She said the paper will be entitled White Matter Abnormalities of the Anterior Commissural Fibers in First-Episode Psychosis.

At the end of his internship, Chandler was required to make a presentation to a group of doctors and medical researchers. It’s a presentation that Kikinis said was “very clear; Chandler really demonstrated that he had an understanding of the project, its background and the methods we used.”

Dunn comes by his interest in the science naturally — his father is Peter Dunn, Brooks class of 1982, and executive director of Perioperative Administration at Mass General Hospital.

And he knows from experience that being published is no small feat.

“It’s great to see the effort he put in and the results he’s received. When you look at publishing… we have to put down what each person’s contribution was on the paper, and it goes through an approval process of an editorial board,” Peter said. “To be there for eight weeks and make that significant of a contribution is great.”

Chandler is the first of the Brooks School interns at PNL to be named as a co-author on a medical paper based on his internship work. In addition to that claim-to-fame, he also got the chance to learn the ins and outs of professional life — including the multi-step commuter into the city on a daily basis.

He took the commuter rail from Lawrence , hopped on the T for about 10 stops, then walked about 10 minutes to get to his lab.

His commute home, however, was sometimes made easier — he’d pop over to MGH and hitch a ride home with his dad.

“We had a great time during the commute home to North Andover catching up on how the internship was going,” said Peter.

Although typically a bit quiet, it didn’t take Chandler long to fit in among his new-found peers at the lab.

“I really liked the people I was working with, mostly young adults right out of college, taking a year gap before they head off to medical school,” Chandler explained. “I made some pretty good friendships; at lunch we’d eat and then play board games or Bananagrams.”

Not only is he a co-author, but he’s also pretty good at beating future doctors and PhD candidates at the word game, it turns out.

Chandler said his internship solidified his interest in going into computer science as a career.

“They had computer scientists on the spot working, so I got to talk with them about it,” he said.

His father also noted that the experience opened Chandler’s eyes to future possibilities.

“What’s great about this internship and all the ones that Brooks offers is that it allows kids to see that the way they are taught here in terms of the scientific method is really setting them up for seeing exactly how they would use those skills in a real-life situation,” Peter said. “This opened the door to him that computer science has a lot more opportunities than he’s seen.

Doug Burbank, along with math teacher Don Cameron, interviewed Chandler for the internship, and felt he would be a good match for the work and atmosphere at PNL. Burbank took Chandler down for a lab tour and to meet with some of the researchers during the summer, and then stayed in touch with him during the eight weeks of internship.

Burbank said Chandler was always confident, but seems even more so now: “He’s a bright, quiet student and he got down there and was surrounded by people really excited about this shared interest.”

Chandler’s older brother Matt ’11 also did an internship, through Students on the Forefront of Science, at Pervasis Therapeutics.

Peter Dunn said the mentoring that Chandler received by Burbank and others in the Math Department is part of what makes the Brooks internship so unique — and it represents a tradition at Brooks.

“We didn’t have a formal internship program when I was a student, but that mentoring existed for with teachers like Nick Evangelos.
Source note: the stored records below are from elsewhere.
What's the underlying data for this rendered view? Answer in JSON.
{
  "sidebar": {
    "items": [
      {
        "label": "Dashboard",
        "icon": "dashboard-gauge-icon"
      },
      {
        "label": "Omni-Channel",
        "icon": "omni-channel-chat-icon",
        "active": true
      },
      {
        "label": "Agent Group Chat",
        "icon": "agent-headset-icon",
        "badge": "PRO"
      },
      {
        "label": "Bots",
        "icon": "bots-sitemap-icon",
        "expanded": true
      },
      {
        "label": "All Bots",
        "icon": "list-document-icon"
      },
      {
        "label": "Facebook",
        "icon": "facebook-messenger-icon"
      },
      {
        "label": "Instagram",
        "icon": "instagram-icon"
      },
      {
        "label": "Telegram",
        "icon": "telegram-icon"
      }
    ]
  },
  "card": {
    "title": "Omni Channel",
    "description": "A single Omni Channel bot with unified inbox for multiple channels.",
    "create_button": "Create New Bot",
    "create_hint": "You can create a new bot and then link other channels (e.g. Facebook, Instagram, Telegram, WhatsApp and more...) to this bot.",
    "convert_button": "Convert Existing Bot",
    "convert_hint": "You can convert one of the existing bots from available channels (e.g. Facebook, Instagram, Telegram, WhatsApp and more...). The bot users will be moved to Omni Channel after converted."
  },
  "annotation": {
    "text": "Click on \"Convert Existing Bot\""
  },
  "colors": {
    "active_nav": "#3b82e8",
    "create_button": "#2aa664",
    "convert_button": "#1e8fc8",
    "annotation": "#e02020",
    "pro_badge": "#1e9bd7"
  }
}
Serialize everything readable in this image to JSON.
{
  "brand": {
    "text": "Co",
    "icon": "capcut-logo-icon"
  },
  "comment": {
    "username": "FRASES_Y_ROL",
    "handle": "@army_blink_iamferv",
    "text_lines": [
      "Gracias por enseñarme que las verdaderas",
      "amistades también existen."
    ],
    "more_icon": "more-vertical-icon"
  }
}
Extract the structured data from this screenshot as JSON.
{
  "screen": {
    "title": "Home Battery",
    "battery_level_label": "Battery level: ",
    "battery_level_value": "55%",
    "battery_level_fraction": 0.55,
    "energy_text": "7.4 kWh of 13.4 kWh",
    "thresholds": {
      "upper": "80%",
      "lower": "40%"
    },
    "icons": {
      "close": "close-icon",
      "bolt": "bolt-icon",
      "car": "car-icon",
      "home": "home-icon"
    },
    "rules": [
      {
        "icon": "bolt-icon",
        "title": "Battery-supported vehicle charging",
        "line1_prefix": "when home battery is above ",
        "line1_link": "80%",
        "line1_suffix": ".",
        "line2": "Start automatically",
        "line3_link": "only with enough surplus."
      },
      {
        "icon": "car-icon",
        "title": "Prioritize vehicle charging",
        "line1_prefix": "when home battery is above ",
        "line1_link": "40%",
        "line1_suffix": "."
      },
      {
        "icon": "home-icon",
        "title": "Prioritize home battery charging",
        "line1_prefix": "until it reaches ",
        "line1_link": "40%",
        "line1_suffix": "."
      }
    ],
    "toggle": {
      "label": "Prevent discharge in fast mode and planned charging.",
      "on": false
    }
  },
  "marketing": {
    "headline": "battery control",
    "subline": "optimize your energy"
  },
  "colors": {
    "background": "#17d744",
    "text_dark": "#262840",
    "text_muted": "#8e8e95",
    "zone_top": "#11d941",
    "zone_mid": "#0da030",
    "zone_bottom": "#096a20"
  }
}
I had a medical career on the forefront of my mind then, and Mr. Evangelos was the key mentor for me on that path,” said Peter.

Real World Experiences
All of the Brooks interns this summer found interesting experiences during their time in the professional world. Click here to read first-hand accounts from the Students on the Forefront of Science interns, and here to learn even more about the program.